[Element data from apps and pages]
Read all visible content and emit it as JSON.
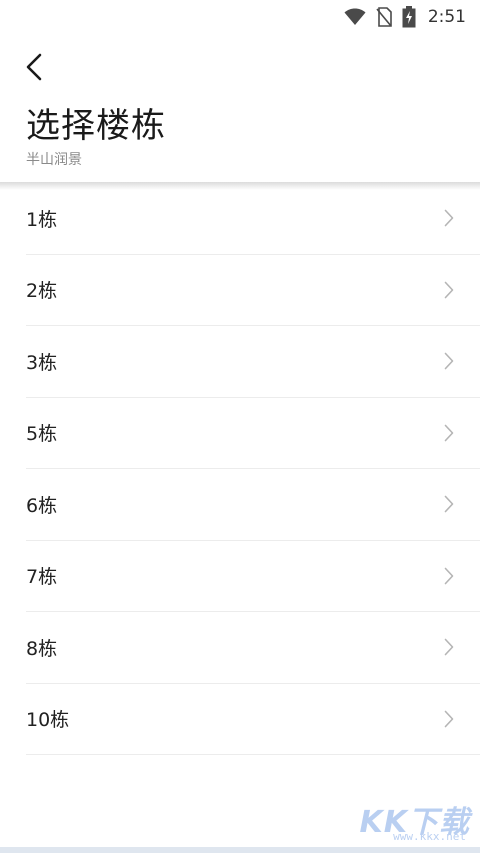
{
  "status_bar": {
    "time": "2:51",
    "icons": [
      "wifi-icon",
      "no-sim-icon",
      "battery-charging-icon"
    ]
  },
  "header": {
    "back_icon": "chevron-left-icon",
    "title": "选择楼栋",
    "subtitle": "半山润景"
  },
  "buildings": [
    {
      "label": "1栋"
    },
    {
      "label": "2栋"
    },
    {
      "label": "3栋"
    },
    {
      "label": "5栋"
    },
    {
      "label": "6栋"
    },
    {
      "label": "7栋"
    },
    {
      "label": "8栋"
    },
    {
      "label": "10栋"
    }
  ],
  "row_icon": "chevron-right-icon",
  "watermark": {
    "text": "KK下载",
    "url": "www.kkx.net"
  },
  "colors": {
    "background": "#ffffff",
    "divider": "#ececec",
    "chevron": "#b5b5b5",
    "subtitle": "#8a8a8a"
  }
}
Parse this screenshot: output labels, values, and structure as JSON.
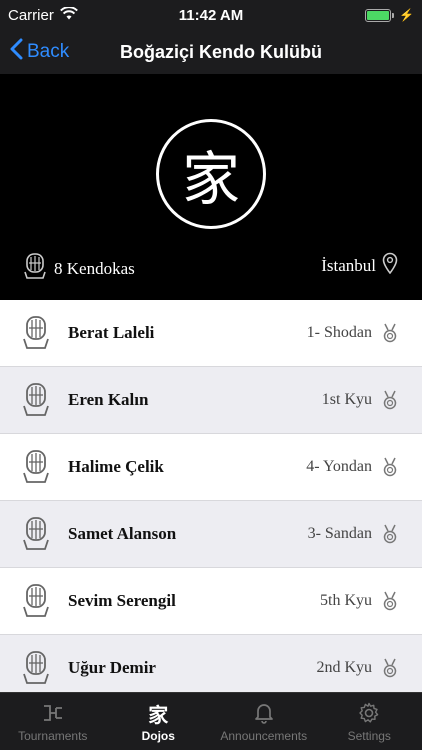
{
  "status_bar": {
    "carrier": "Carrier",
    "time": "11:42 AM",
    "battery_level": 1.0
  },
  "nav": {
    "back_label": "Back",
    "title": "Boğaziçi Kendo Kulübü"
  },
  "dojo": {
    "logo_glyph": "家",
    "kendoka_count": "8 Kendokas",
    "city": "İstanbul"
  },
  "members": [
    {
      "name": "Berat Laleli",
      "rank": "1- Shodan"
    },
    {
      "name": "Eren Kalın",
      "rank": "1st Kyu"
    },
    {
      "name": "Halime Çelik",
      "rank": "4- Yondan"
    },
    {
      "name": "Samet Alanson",
      "rank": "3- Sandan"
    },
    {
      "name": "Sevim Serengil",
      "rank": "5th Kyu"
    },
    {
      "name": "Uğur Demir",
      "rank": "2nd Kyu"
    }
  ],
  "tabs": [
    {
      "label": "Tournaments",
      "icon": "bracket-icon",
      "active": false
    },
    {
      "label": "Dojos",
      "icon": "dojo-glyph-icon",
      "glyph": "家",
      "active": true
    },
    {
      "label": "Announcements",
      "icon": "bell-icon",
      "active": false
    },
    {
      "label": "Settings",
      "icon": "gear-icon",
      "active": false
    }
  ],
  "colors": {
    "accent": "#2f8cff",
    "bar_bg": "#1c1c1e",
    "row_alt": "#ededf2",
    "battery": "#4cd964"
  }
}
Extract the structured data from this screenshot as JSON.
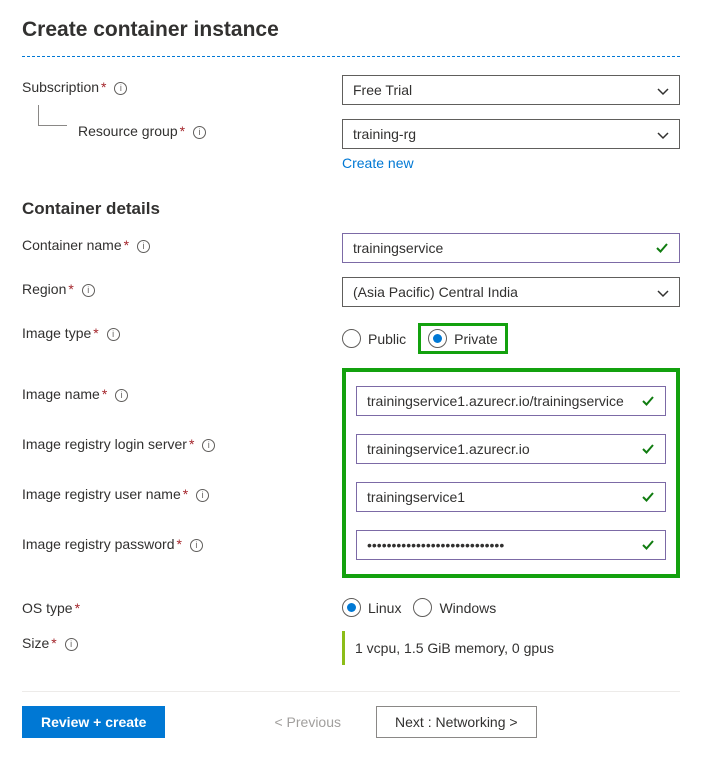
{
  "title": "Create container instance",
  "subscription": {
    "label": "Subscription",
    "value": "Free Trial"
  },
  "resource_group": {
    "label": "Resource group",
    "value": "training-rg",
    "create_new": "Create new"
  },
  "container_details_heading": "Container details",
  "container_name": {
    "label": "Container name",
    "value": "trainingservice"
  },
  "region": {
    "label": "Region",
    "value": "(Asia Pacific) Central India"
  },
  "image_type": {
    "label": "Image type",
    "public": "Public",
    "private": "Private",
    "selected": "Private"
  },
  "image_name": {
    "label": "Image name",
    "value": "trainingservice1.azurecr.io/trainingservice"
  },
  "login_server": {
    "label": "Image registry login server",
    "value": "trainingservice1.azurecr.io"
  },
  "user_name": {
    "label": "Image registry user name",
    "value": "trainingservice1"
  },
  "password": {
    "label": "Image registry password",
    "value": "••••••••••••••••••••••••••••"
  },
  "os_type": {
    "label": "OS type",
    "linux": "Linux",
    "windows": "Windows",
    "selected": "Linux"
  },
  "size": {
    "label": "Size",
    "value": "1 vcpu, 1.5 GiB memory, 0 gpus"
  },
  "footer": {
    "review": "Review + create",
    "previous": "< Previous",
    "next": "Next : Networking >"
  }
}
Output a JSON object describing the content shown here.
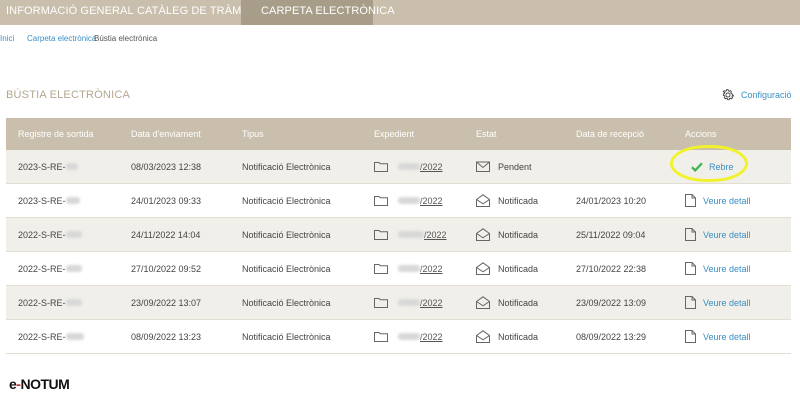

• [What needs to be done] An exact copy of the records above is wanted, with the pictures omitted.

• [Answer box]
Read all visible content and emit it as JSON.
{
  "status_bar": {
    "time": "2:51",
    "icons": [
      "wifi-icon",
      "no-sim-icon",
      "battery-charging-icon"
    ]
  },
  "header": {
    "back_icon": "chevron-left-icon",
    "title": "选择楼栋",
    "subtitle": "半山润景"
  },
  "buildings": [
    {
      "label": "1栋"
    },
    {
      "label": "2栋"
    },
    {
      "label": "3栋"
    },
    {
      "label": "5栋"
    },
    {
      "label": "6栋"
    },
    {
      "label": "7栋"
    },
    {
      "label": "8栋"
    },
    {
      "label": "10栋"
    }
  ],
  "row_icon": "chevron-right-icon",
  "watermark": {
    "text": "KK下载",
    "url": "www.kkx.net"
  },
  "colors": {
    "background": "#ffffff",
    "divider": "#ececec",
    "chevron": "#b5b5b5",
    "subtitle": "#8a8a8a"
  }
}
Parse this screenshot: output labels, values, and structure as JSON.
{
  "status_bar": {
    "carrier": "Carrier",
    "time": "11:42 AM",
    "battery_level": 1.0
  },
  "nav": {
    "back_label": "Back",
    "title": "Boğaziçi Kendo Kulübü"
  },
  "dojo": {
    "logo_glyph": "家",
    "kendoka_count": "8 Kendokas",
    "city": "İstanbul"
  },
  "members": [
    {
      "name": "Berat Laleli",
      "rank": "1- Shodan"
    },
    {
      "name": "Eren Kalın",
      "rank": "1st Kyu"
    },
    {
      "name": "Halime Çelik",
      "rank": "4- Yondan"
    },
    {
      "name": "Samet Alanson",
      "rank": "3- Sandan"
    },
    {
      "name": "Sevim Serengil",
      "rank": "5th Kyu"
    },
    {
      "name": "Uğur Demir",
      "rank": "2nd Kyu"
    }
  ],
  "tabs": [
    {
      "label": "Tournaments",
      "icon": "bracket-icon",
      "active": false
    },
    {
      "label": "Dojos",
      "icon": "dojo-glyph-icon",
      "glyph": "家",
      "active": true
    },
    {
      "label": "Announcements",
      "icon": "bell-icon",
      "active": false
    },
    {
      "label": "Settings",
      "icon": "gear-icon",
      "active": false
    }
  ],
  "colors": {
    "accent": "#2f8cff",
    "bar_bg": "#1c1c1e",
    "row_alt": "#ededf2",
    "battery": "#4cd964"
  }
}
Extract the structured data from this screenshot as JSON.
{
  "title": "Create container instance",
  "subscription": {
    "label": "Subscription",
    "value": "Free Trial"
  },
  "resource_group": {
    "label": "Resource group",
    "value": "training-rg",
    "create_new": "Create new"
  },
  "container_details_heading": "Container details",
  "container_name": {
    "label": "Container name",
    "value": "trainingservice"
  },
  "region": {
    "label": "Region",
    "value": "(Asia Pacific) Central India"
  },
  "image_type": {
    "label": "Image type",
    "public": "Public",
    "private": "Private",
    "selected": "Private"
  },
  "image_name": {
    "label": "Image name",
    "value": "trainingservice1.azurecr.io/trainingservice"
  },
  "login_server": {
    "label": "Image registry login server",
    "value": "trainingservice1.azurecr.io"
  },
  "user_name": {
    "label": "Image registry user name",
    "value": "trainingservice1"
  },
  "password": {
    "label": "Image registry password",
    "value": "••••••••••••••••••••••••••••"
  },
  "os_type": {
    "label": "OS type",
    "linux": "Linux",
    "windows": "Windows",
    "selected": "Linux"
  },
  "size": {
    "label": "Size",
    "value": "1 vcpu, 1.5 GiB memory, 0 gpus"
  },
  "footer": {
    "review": "Review + create",
    "previous": "< Previous",
    "next": "Next : Networking >"
  }
}
Output a JSON object describing the content shown here.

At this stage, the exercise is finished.